Start of Information provided

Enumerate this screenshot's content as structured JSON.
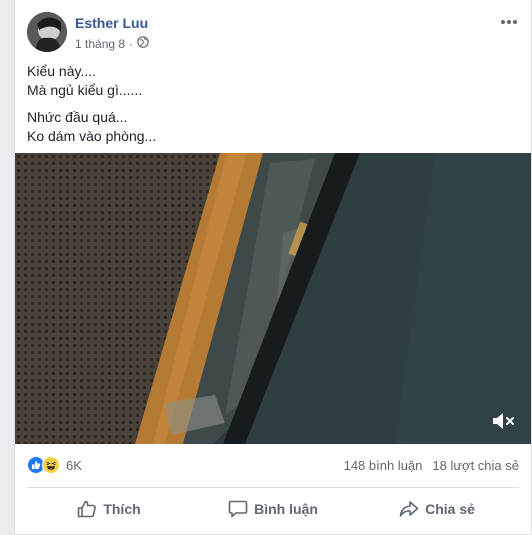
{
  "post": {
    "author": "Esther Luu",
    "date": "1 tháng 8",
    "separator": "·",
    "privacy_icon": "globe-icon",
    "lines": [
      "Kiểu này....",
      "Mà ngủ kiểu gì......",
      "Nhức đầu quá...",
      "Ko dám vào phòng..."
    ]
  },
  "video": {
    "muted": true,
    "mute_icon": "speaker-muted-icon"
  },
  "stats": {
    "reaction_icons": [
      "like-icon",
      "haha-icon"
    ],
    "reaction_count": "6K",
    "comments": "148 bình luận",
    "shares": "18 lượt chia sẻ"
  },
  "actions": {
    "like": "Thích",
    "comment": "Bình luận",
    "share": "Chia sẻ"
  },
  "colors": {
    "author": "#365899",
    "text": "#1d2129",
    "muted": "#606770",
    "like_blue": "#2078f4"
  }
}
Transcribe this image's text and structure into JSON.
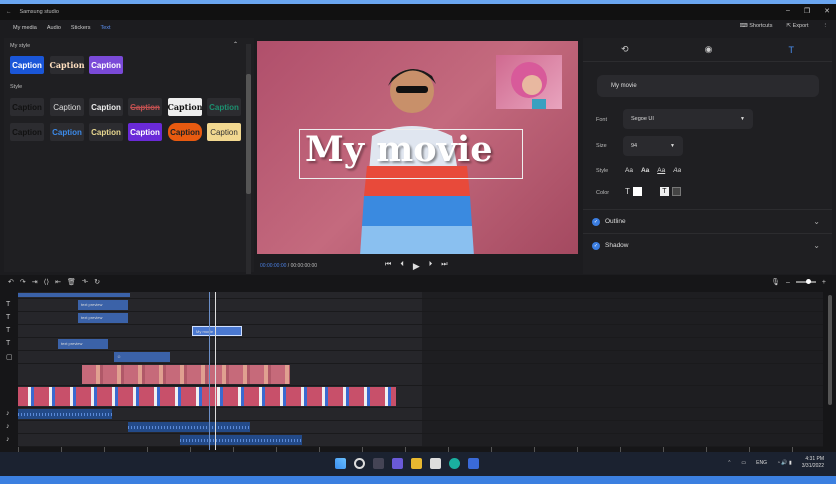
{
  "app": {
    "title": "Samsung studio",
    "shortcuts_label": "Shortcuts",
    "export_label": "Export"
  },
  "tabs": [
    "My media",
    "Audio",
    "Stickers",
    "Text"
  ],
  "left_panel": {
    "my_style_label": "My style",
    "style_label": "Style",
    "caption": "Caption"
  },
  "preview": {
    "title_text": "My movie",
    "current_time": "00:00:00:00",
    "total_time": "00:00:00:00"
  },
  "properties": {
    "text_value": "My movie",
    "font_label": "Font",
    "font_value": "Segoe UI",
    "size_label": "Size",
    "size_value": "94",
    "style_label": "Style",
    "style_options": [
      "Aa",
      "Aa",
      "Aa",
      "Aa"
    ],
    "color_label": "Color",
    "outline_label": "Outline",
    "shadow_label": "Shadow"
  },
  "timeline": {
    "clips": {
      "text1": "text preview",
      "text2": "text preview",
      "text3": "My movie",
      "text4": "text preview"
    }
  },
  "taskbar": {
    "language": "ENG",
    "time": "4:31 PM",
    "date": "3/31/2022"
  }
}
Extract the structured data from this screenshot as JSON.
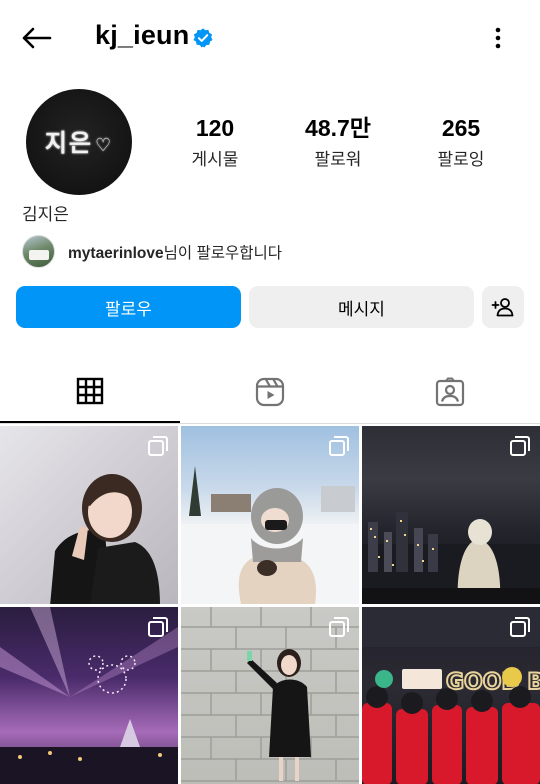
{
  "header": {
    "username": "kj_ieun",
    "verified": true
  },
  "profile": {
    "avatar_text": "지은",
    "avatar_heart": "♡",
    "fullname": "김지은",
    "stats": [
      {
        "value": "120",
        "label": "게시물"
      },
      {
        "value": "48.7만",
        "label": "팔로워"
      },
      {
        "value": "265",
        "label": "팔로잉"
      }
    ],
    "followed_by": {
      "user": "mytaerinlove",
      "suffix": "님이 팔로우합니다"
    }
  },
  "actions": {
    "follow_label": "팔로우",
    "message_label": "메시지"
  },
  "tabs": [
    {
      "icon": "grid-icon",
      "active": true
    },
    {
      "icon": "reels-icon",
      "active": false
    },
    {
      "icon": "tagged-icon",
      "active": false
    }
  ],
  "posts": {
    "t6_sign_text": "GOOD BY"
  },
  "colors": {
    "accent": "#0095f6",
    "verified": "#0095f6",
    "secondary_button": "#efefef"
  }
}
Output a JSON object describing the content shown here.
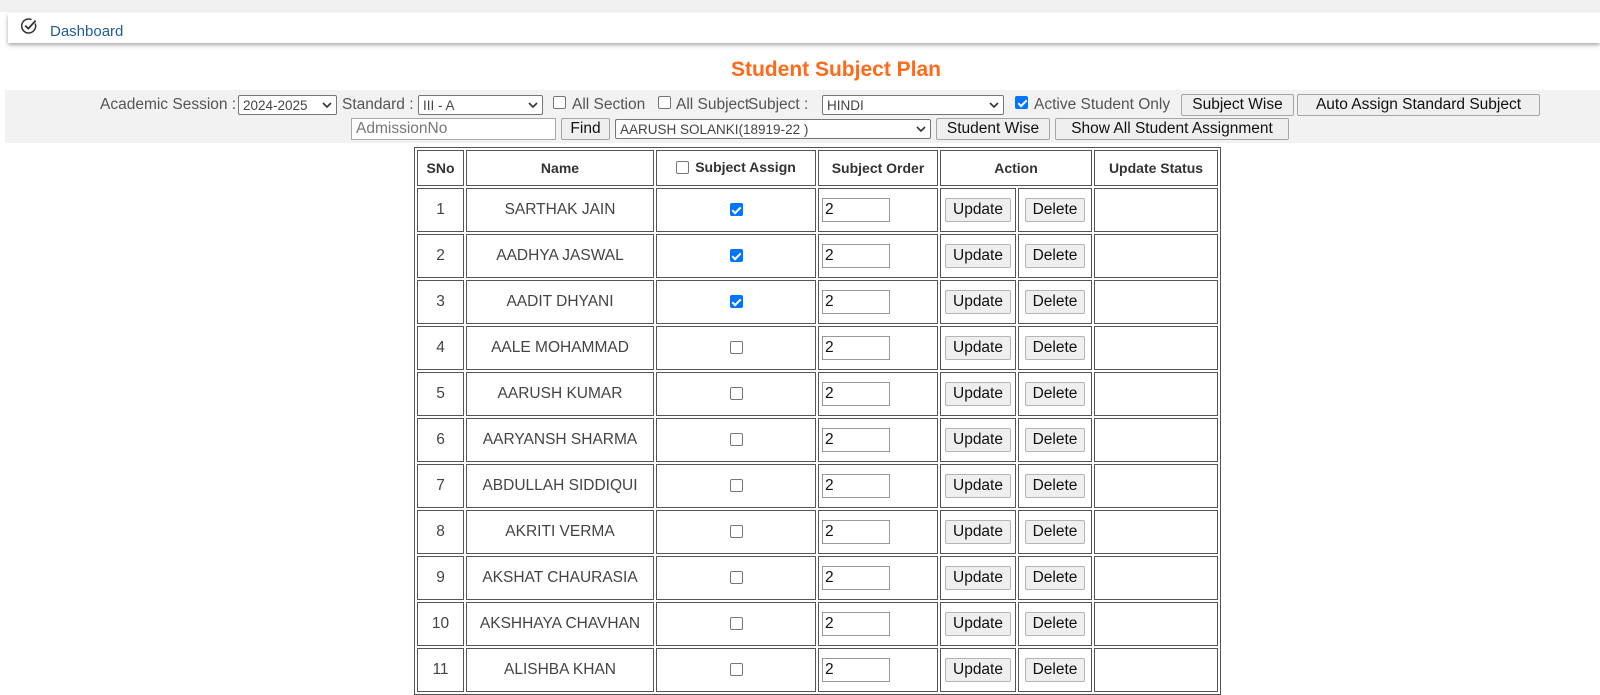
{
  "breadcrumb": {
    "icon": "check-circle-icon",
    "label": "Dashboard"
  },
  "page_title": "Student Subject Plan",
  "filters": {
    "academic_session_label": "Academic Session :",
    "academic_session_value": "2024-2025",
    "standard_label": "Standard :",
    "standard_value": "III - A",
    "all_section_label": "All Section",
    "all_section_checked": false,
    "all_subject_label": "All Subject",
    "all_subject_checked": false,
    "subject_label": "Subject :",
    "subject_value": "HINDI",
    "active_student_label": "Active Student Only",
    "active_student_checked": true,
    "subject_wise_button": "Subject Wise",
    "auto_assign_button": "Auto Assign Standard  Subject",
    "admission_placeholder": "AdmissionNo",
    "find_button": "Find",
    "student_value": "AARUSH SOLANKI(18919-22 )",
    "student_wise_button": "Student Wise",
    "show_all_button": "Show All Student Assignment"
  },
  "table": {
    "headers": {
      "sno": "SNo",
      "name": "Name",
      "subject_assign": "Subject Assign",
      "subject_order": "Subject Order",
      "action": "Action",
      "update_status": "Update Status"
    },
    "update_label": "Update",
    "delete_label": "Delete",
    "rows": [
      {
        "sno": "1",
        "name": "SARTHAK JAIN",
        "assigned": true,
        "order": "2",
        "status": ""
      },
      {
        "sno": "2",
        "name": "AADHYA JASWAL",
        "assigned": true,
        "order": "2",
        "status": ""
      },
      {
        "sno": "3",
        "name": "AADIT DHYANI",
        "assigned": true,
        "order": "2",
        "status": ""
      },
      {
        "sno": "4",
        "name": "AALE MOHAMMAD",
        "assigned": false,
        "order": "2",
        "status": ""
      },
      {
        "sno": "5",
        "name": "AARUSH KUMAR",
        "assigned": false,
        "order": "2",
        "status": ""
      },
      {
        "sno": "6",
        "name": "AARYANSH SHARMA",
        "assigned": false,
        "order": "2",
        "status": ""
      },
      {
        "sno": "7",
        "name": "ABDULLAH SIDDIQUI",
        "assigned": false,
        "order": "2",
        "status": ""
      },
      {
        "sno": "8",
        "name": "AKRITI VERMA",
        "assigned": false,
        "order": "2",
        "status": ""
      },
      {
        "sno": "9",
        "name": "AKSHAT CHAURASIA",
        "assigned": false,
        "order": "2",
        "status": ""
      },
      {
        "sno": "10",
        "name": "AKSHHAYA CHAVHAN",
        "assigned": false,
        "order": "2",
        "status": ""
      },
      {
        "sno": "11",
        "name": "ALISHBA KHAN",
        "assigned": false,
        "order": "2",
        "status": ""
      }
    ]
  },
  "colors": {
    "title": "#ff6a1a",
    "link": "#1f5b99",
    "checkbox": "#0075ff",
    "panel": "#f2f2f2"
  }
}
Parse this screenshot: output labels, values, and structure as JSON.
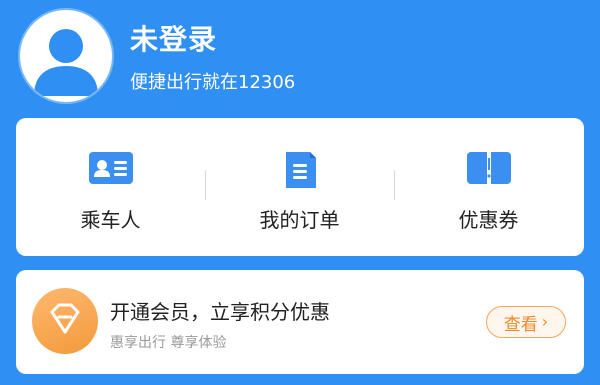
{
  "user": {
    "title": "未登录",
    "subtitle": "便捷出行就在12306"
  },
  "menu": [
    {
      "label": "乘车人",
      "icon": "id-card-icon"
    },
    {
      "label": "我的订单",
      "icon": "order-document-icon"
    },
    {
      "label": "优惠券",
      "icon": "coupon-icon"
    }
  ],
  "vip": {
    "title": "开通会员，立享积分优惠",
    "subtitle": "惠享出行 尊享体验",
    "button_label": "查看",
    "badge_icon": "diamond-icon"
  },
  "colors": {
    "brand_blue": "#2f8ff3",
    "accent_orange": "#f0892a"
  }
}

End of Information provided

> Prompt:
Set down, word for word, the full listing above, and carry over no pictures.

> Solution for this exercise:
Enumerate this screenshot's content as structured JSON.
{
  "post": {
    "author": "Esther Luu",
    "date": "1 tháng 8",
    "separator": "·",
    "privacy_icon": "globe-icon",
    "lines": [
      "Kiểu này....",
      "Mà ngủ kiểu gì......",
      "Nhức đầu quá...",
      "Ko dám vào phòng..."
    ]
  },
  "video": {
    "muted": true,
    "mute_icon": "speaker-muted-icon"
  },
  "stats": {
    "reaction_icons": [
      "like-icon",
      "haha-icon"
    ],
    "reaction_count": "6K",
    "comments": "148 bình luận",
    "shares": "18 lượt chia sẻ"
  },
  "actions": {
    "like": "Thích",
    "comment": "Bình luận",
    "share": "Chia sẻ"
  },
  "colors": {
    "author": "#365899",
    "text": "#1d2129",
    "muted": "#606770",
    "like_blue": "#2078f4"
  }
}
Transcribe this image's text and structure into JSON.
{
  "app": {
    "title": "Samsung studio",
    "shortcuts_label": "Shortcuts",
    "export_label": "Export"
  },
  "tabs": [
    "My media",
    "Audio",
    "Stickers",
    "Text"
  ],
  "left_panel": {
    "my_style_label": "My style",
    "style_label": "Style",
    "caption": "Caption"
  },
  "preview": {
    "title_text": "My movie",
    "current_time": "00:00:00:00",
    "total_time": "00:00:00:00"
  },
  "properties": {
    "text_value": "My movie",
    "font_label": "Font",
    "font_value": "Segoe UI",
    "size_label": "Size",
    "size_value": "94",
    "style_label": "Style",
    "style_options": [
      "Aa",
      "Aa",
      "Aa",
      "Aa"
    ],
    "color_label": "Color",
    "outline_label": "Outline",
    "shadow_label": "Shadow"
  },
  "timeline": {
    "clips": {
      "text1": "text preview",
      "text2": "text preview",
      "text3": "My movie",
      "text4": "text preview"
    }
  },
  "taskbar": {
    "language": "ENG",
    "time": "4:31 PM",
    "date": "3/31/2022"
  }
}
Extract the structured data from this screenshot as JSON.
{
  "header": {
    "username": "kj_ieun",
    "verified": true
  },
  "profile": {
    "avatar_text": "지은",
    "avatar_heart": "♡",
    "fullname": "김지은",
    "stats": [
      {
        "value": "120",
        "label": "게시물"
      },
      {
        "value": "48.7만",
        "label": "팔로워"
      },
      {
        "value": "265",
        "label": "팔로잉"
      }
    ],
    "followed_by": {
      "user": "mytaerinlove",
      "suffix": "님이 팔로우합니다"
    }
  },
  "actions": {
    "follow_label": "팔로우",
    "message_label": "메시지"
  },
  "tabs": [
    {
      "icon": "grid-icon",
      "active": true
    },
    {
      "icon": "reels-icon",
      "active": false
    },
    {
      "icon": "tagged-icon",
      "active": false
    }
  ],
  "posts": {
    "t6_sign_text": "GOOD BY"
  },
  "colors": {
    "accent": "#0095f6",
    "verified": "#0095f6",
    "secondary_button": "#efefef"
  }
}
Output a JSON object describing the content shown here.
{
  "breadcrumb": {
    "icon": "check-circle-icon",
    "label": "Dashboard"
  },
  "page_title": "Student Subject Plan",
  "filters": {
    "academic_session_label": "Academic Session :",
    "academic_session_value": "2024-2025",
    "standard_label": "Standard :",
    "standard_value": "III - A",
    "all_section_label": "All Section",
    "all_section_checked": false,
    "all_subject_label": "All Subject",
    "all_subject_checked": false,
    "subject_label": "Subject :",
    "subject_value": "HINDI",
    "active_student_label": "Active Student Only",
    "active_student_checked": true,
    "subject_wise_button": "Subject Wise",
    "auto_assign_button": "Auto Assign Standard  Subject",
    "admission_placeholder": "AdmissionNo",
    "find_button": "Find",
    "student_value": "AARUSH SOLANKI(18919-22 )",
    "student_wise_button": "Student Wise",
    "show_all_button": "Show All Student Assignment"
  },
  "table": {
    "headers": {
      "sno": "SNo",
      "name": "Name",
      "subject_assign": "Subject Assign",
      "subject_order": "Subject Order",
      "action": "Action",
      "update_status": "Update Status"
    },
    "update_label": "Update",
    "delete_label": "Delete",
    "rows": [
      {
        "sno": "1",
        "name": "SARTHAK JAIN",
        "assigned": true,
        "order": "2",
        "status": ""
      },
      {
        "sno": "2",
        "name": "AADHYA JASWAL",
        "assigned": true,
        "order": "2",
        "status": ""
      },
      {
        "sno": "3",
        "name": "AADIT DHYANI",
        "assigned": true,
        "order": "2",
        "status": ""
      },
      {
        "sno": "4",
        "name": "AALE MOHAMMAD",
        "assigned": false,
        "order": "2",
        "status": ""
      },
      {
        "sno": "5",
        "name": "AARUSH KUMAR",
        "assigned": false,
        "order": "2",
        "status": ""
      },
      {
        "sno": "6",
        "name": "AARYANSH SHARMA",
        "assigned": false,
        "order": "2",
        "status": ""
      },
      {
        "sno": "7",
        "name": "ABDULLAH SIDDIQUI",
        "assigned": false,
        "order": "2",
        "status": ""
      },
      {
        "sno": "8",
        "name": "AKRITI VERMA",
        "assigned": false,
        "order": "2",
        "status": ""
      },
      {
        "sno": "9",
        "name": "AKSHAT CHAURASIA",
        "assigned": false,
        "order": "2",
        "status": ""
      },
      {
        "sno": "10",
        "name": "AKSHHAYA CHAVHAN",
        "assigned": false,
        "order": "2",
        "status": ""
      },
      {
        "sno": "11",
        "name": "ALISHBA KHAN",
        "assigned": false,
        "order": "2",
        "status": ""
      }
    ]
  },
  "colors": {
    "title": "#ff6a1a",
    "link": "#1f5b99",
    "checkbox": "#0075ff",
    "panel": "#f2f2f2"
  }
}
Parse this screenshot: output labels, values, and structure as JSON.
{
  "user": {
    "title": "未登录",
    "subtitle": "便捷出行就在12306"
  },
  "menu": [
    {
      "label": "乘车人",
      "icon": "id-card-icon"
    },
    {
      "label": "我的订单",
      "icon": "order-document-icon"
    },
    {
      "label": "优惠券",
      "icon": "coupon-icon"
    }
  ],
  "vip": {
    "title": "开通会员，立享积分优惠",
    "subtitle": "惠享出行 尊享体验",
    "button_label": "查看",
    "badge_icon": "diamond-icon"
  },
  "colors": {
    "brand_blue": "#2f8ff3",
    "accent_orange": "#f0892a"
  }
}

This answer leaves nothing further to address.